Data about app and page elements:

● ● ●

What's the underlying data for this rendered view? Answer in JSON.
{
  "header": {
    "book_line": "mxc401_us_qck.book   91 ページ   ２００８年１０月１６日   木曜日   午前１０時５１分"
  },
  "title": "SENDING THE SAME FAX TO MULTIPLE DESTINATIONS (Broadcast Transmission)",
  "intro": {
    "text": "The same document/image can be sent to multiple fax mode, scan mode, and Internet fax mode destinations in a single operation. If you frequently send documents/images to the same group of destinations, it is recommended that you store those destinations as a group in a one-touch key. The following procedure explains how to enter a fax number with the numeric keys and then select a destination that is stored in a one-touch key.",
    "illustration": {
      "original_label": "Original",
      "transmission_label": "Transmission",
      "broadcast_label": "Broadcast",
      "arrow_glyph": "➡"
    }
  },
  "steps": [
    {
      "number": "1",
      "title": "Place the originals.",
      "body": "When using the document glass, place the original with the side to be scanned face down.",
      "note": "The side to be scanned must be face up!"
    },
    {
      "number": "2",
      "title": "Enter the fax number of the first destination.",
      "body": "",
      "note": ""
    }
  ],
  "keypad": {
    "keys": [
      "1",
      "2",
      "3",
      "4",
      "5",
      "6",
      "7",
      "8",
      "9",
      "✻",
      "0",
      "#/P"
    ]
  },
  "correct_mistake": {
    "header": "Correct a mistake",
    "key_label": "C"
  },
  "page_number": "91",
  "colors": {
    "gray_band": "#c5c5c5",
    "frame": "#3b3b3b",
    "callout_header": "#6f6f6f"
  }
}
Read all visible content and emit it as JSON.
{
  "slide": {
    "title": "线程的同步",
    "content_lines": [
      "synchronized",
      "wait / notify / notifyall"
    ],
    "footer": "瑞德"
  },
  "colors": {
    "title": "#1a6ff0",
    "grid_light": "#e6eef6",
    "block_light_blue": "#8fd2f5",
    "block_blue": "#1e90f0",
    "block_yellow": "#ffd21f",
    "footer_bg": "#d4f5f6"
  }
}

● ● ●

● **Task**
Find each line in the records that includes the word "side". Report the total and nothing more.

● **Worked solution**
2